Shabnam, the youngest sister of Abrar, told me that the loud wailing cries of the family broke the news to her but she convinced her mind otherwise. Later, she saw the photographs confirming her worst fears. “Bhaiya sabse roz baat karte the. Woh baat karne ke bager reh hi nahi sakte the (He (Abrar) would talk to us every day, he couldn’t even go a single day without talking to his wife,” she says.

While in Kuwait for work, Abrar would make video calls every day. When Abrar’s phone had gone off after 18 July, his sister feared that something bad had happened to him. “My brother wouldn’t go this long without talking with his family,” she said.

2 year old Anshu with his grandfather and mother

Taking out her phone, Shabnam says that she would call his brother Abrar everyday after July 18 but in vain. “Jaane se pehle bhaiya bolkar gaye the ki apni bhabhi ka khyal rakhna, isko akele mat chorna (Before leaving, he told me to take care of his wife and child and never to leave them alone),” she said.

An eight standard drop-out, Abrar worked as a labourer in and around the village, his brother Zafar Iqbal, an army man, told me.

“He was trained in plucking ground nuts, a high paying job in Kashmir that would give him Rs. 1000 per day. He would do multiple jobs to make ends meet for the family of six – his father Mohammed Yousaf, mother Mallika Khatoon, two brothers – Javaid Ahmed and Shakoor Ahmed, and three sister – Fareeda Begum, Naseem Akhtar, and the youngest Shehreen Shabnam,” he said.

The wrinkled face of Abrar’s father fills with a half-smile as he informs me that around 20 members of the family are currently serving the Indian Army including his brother as an honorary Captain. Reciting the popular patriotic Urdu song Sare Jahan Se Jahan Se Acha Hindustan Hamara, Yousaf says, “Hum gaya karte the school main (We used to sing this in school).”

“My son is innocent. I am sure of it. I dare anyone to prove otherwise,” he says.

Abrar worked in Kuwait for four years, where he would do petty jobs, sending whatever money he made to his family back home.

Yousaf said that he never took money from his son after he got married. “Whatever he sent for the wife was spent on the house he built for his wife and son,” he adds.

In March, as the coronavirus pandemic was spreading throughout the world, Abrar returned from Kuwait. He had bought gifts for everyone. “He brought watches for his sister and brother, blanket and clothes for his wife, son and mother, suit and Zaitoon (Olive) oil for my hurting knees,” he said.
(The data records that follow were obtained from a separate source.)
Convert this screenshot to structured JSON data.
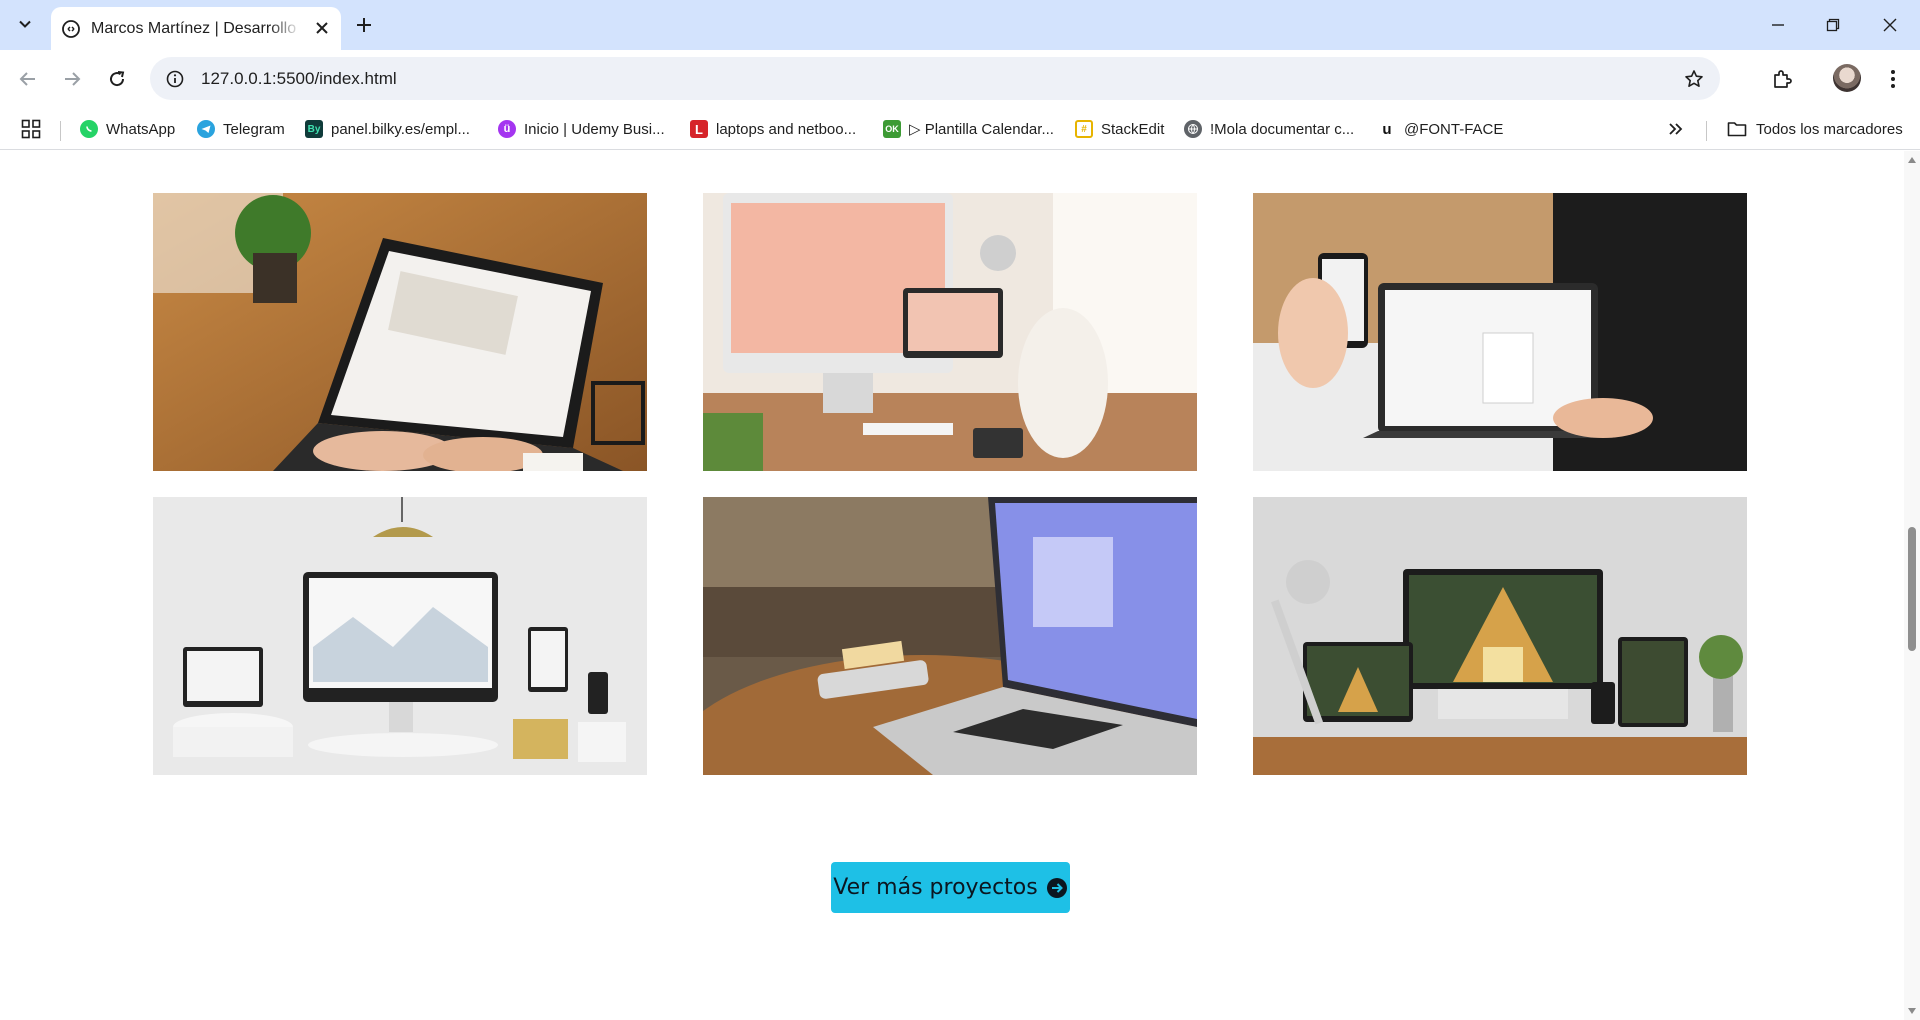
{
  "browser": {
    "tab_title": "Marcos Martínez | Desarrollo W",
    "url": "127.0.0.1:5500/index.html"
  },
  "bookmarks": [
    {
      "label": "WhatsApp",
      "icon": "whatsapp-icon",
      "color": "#25d366"
    },
    {
      "label": "Telegram",
      "icon": "telegram-icon",
      "color": "#2aa3de"
    },
    {
      "label": "panel.bilky.es/empl...",
      "icon": "bilky-icon",
      "color": "#0f3b3a"
    },
    {
      "label": "Inicio | Udemy Busi...",
      "icon": "udemy-icon",
      "color": "#a435f0"
    },
    {
      "label": "laptops and netboo...",
      "icon": "l-icon",
      "color": "#d6242a"
    },
    {
      "label": "▷ Plantilla Calendar...",
      "icon": "ok-icon",
      "color": "#3d9b35"
    },
    {
      "label": "StackEdit",
      "icon": "stackedit-icon",
      "color": "#e7b400"
    },
    {
      "label": "!Mola documentar c...",
      "icon": "globe-icon",
      "color": "#5f6368"
    },
    {
      "label": "@FONT-FACE",
      "icon": "u-icon",
      "color": "#111111"
    }
  ],
  "bookmarks_all": "Todos los marcadores",
  "projects": [
    {
      "name": "project-laptop-ux-design"
    },
    {
      "name": "project-imac-creativity"
    },
    {
      "name": "project-phone-laptop"
    },
    {
      "name": "project-responsive-web-design"
    },
    {
      "name": "project-macbook-desk"
    },
    {
      "name": "project-architect-studio"
    }
  ],
  "cta": {
    "label": "Ver más proyectos",
    "color": "#1ec0e6"
  }
}
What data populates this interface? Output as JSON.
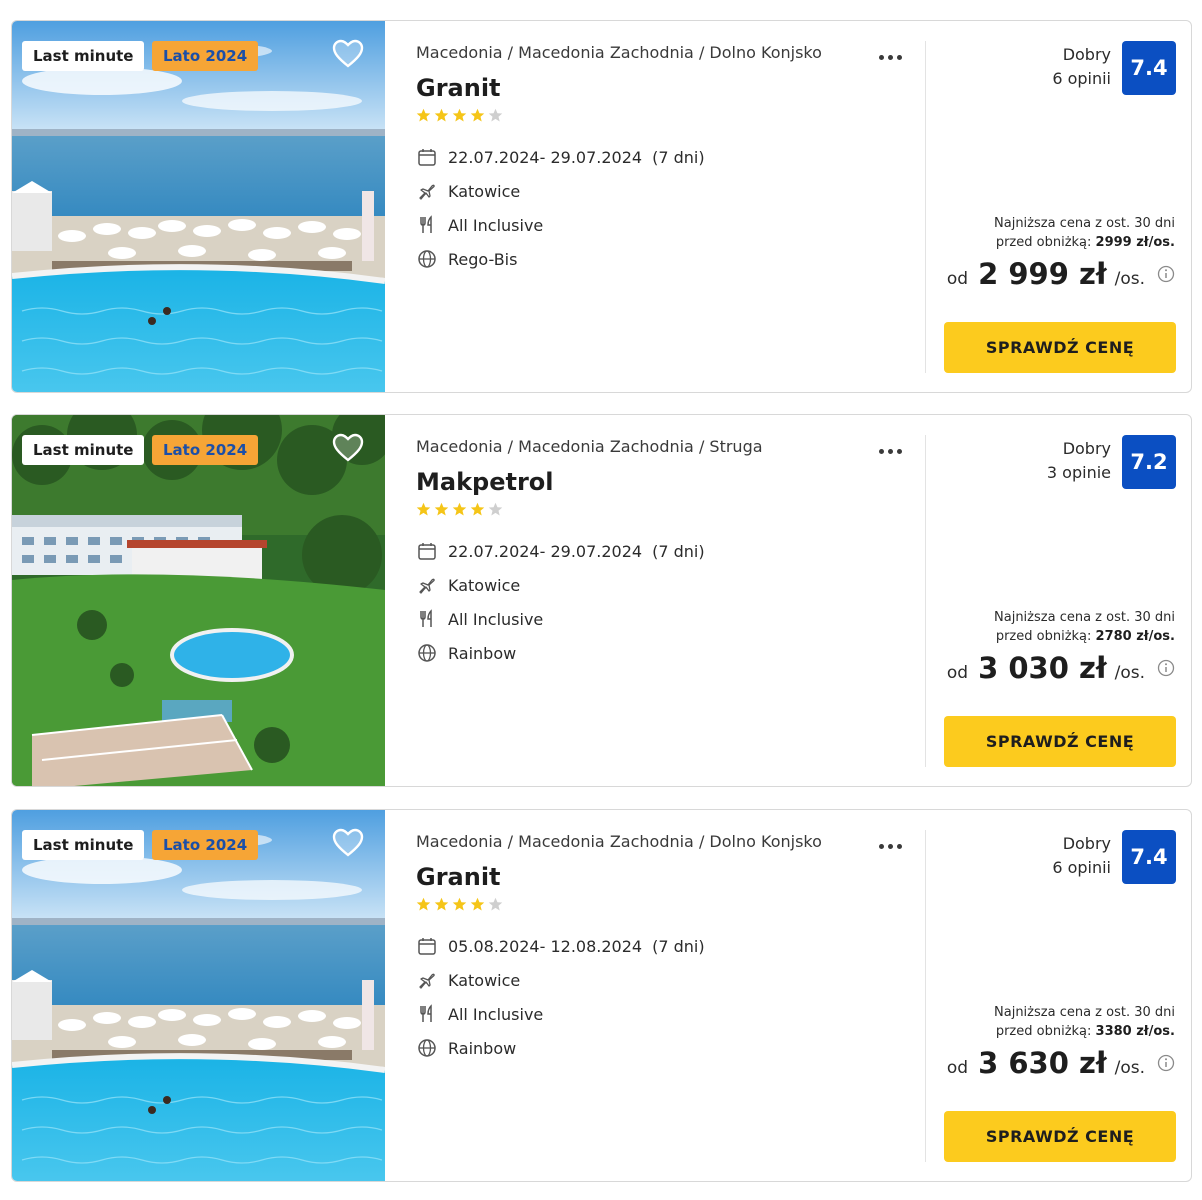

Abrar’s 18-year-old cousin Aijaz Ahmed, said that Abrar was loved by all in his village. “He would spend all his time working to take care of everyone around him. That’s why everyone who knew him became attached to his caring nature,” he said.

Hum sabka laadla tha woh, aur hum sab uske ladle (We all adored him and he adored all of us),” said everyone in the room in unison.

Abrar’s toddler son Anshu starts to sob and asks about his father. Yousaf says that Abrar wanted his son to get a proper education and a good job. “All of it is gone now,” he said.

According to the village Chowkidar, Gulam Hussain, this is the first case of its kind in the village. Many young men leave from Tarkassi to work in Kashmir but after this incident they all are afraid. Hussain, a well-built man in his seventies, assures that no young man would ever pick up guns in these parts. “I know every person personally. We all are men of patriotism and would never betray our nation. Abrar, a fine young man, would certainly not do so,” he said.

The family of Abrar have only one demand now – the return of the dead bodies of their slain children and a judicial enquiry investigating the killings.